EXERCISE INSTRUCTIONS: Pull every line containing the word "JSON" out of the material below.
**** AVAILABLE DATA ****
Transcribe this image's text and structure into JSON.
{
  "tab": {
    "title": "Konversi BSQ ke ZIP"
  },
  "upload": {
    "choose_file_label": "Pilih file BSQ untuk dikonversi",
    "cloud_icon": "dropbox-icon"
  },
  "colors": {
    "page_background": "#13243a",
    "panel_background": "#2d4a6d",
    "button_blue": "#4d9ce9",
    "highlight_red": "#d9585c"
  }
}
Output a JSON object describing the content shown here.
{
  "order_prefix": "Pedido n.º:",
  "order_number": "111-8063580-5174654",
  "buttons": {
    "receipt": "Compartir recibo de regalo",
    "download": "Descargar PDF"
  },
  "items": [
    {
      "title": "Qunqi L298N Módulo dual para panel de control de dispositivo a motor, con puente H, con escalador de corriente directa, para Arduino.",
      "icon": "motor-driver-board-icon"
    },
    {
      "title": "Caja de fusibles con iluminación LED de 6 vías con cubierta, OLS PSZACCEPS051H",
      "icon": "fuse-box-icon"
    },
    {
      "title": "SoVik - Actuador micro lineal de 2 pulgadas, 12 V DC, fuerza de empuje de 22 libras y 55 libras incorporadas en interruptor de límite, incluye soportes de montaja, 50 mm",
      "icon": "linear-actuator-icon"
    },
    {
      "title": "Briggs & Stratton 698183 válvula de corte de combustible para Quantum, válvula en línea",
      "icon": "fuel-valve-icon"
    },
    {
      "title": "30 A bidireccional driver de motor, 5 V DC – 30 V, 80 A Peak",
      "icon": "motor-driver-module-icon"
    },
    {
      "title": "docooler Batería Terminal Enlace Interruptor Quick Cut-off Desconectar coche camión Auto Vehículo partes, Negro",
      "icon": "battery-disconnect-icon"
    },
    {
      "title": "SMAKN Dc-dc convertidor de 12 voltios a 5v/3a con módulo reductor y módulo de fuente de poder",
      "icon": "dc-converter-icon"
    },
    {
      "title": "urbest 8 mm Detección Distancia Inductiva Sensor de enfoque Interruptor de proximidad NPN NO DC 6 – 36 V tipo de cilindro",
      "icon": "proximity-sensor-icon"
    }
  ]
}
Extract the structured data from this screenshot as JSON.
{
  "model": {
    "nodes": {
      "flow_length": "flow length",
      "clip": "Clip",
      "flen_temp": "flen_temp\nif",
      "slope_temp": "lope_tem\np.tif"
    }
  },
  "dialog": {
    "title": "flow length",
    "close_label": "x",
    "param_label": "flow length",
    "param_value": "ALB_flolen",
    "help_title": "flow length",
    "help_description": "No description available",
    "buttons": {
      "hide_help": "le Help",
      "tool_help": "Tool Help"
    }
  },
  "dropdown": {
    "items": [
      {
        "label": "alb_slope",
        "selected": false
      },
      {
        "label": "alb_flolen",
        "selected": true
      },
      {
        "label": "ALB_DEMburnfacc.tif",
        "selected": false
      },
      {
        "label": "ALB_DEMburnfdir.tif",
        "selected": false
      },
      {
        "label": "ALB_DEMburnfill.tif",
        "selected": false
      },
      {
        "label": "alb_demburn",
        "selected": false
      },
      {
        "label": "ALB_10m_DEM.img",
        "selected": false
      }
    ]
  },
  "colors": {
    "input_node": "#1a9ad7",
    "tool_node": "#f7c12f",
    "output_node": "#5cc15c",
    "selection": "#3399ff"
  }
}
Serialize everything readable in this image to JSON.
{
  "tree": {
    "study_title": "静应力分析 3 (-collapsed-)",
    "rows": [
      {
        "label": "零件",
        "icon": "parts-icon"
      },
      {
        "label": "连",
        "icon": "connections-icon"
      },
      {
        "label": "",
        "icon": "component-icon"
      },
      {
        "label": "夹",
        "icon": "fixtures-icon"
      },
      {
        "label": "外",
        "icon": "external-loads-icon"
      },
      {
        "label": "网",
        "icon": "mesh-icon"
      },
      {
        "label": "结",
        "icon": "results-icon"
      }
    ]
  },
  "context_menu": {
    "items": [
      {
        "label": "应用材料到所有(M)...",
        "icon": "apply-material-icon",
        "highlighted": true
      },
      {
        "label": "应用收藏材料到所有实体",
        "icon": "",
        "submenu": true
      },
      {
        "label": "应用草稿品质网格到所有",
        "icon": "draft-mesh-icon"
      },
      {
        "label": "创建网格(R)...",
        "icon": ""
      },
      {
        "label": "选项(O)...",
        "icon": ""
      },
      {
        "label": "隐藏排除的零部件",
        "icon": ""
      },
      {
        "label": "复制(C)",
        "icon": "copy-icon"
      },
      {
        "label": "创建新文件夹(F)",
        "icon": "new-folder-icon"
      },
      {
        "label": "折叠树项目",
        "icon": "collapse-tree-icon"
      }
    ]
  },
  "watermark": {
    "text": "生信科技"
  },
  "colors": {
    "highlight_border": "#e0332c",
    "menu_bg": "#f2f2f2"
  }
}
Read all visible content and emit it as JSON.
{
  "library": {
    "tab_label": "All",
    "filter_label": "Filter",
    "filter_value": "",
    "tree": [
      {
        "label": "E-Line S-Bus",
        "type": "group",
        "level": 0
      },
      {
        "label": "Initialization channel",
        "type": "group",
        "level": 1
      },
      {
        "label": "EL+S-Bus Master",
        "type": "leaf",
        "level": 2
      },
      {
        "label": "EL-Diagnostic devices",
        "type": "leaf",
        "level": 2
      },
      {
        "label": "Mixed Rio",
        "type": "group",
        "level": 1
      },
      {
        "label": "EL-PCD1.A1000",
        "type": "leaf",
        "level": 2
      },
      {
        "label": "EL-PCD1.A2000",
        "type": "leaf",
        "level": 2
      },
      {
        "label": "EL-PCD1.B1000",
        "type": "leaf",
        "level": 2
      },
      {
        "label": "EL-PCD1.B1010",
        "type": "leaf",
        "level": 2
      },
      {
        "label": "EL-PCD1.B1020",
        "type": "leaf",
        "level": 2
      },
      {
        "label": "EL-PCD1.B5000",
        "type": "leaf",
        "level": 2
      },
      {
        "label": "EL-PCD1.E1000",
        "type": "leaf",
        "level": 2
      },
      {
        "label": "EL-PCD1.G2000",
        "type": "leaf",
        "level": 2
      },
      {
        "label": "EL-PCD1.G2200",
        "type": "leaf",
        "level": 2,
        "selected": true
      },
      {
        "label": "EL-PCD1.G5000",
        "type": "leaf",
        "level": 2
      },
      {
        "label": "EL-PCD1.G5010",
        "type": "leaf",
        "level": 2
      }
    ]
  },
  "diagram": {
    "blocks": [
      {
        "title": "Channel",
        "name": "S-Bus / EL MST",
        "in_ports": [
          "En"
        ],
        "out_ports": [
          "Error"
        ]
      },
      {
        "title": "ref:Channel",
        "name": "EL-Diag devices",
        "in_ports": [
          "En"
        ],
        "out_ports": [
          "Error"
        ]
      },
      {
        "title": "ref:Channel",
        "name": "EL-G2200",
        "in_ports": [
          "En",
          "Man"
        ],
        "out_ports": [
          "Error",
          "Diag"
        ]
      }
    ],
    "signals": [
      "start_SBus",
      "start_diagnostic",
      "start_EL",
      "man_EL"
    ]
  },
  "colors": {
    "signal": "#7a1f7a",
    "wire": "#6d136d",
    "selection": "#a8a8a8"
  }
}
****
RESPONSE:
Transcribe this image's text and structure into JSON.
Output a JSON object describing the content shown here.
Extract the structured data from this screenshot as JSON.
Serialize everything readable in this image to JSON.
Read all visible content and emit it as JSON.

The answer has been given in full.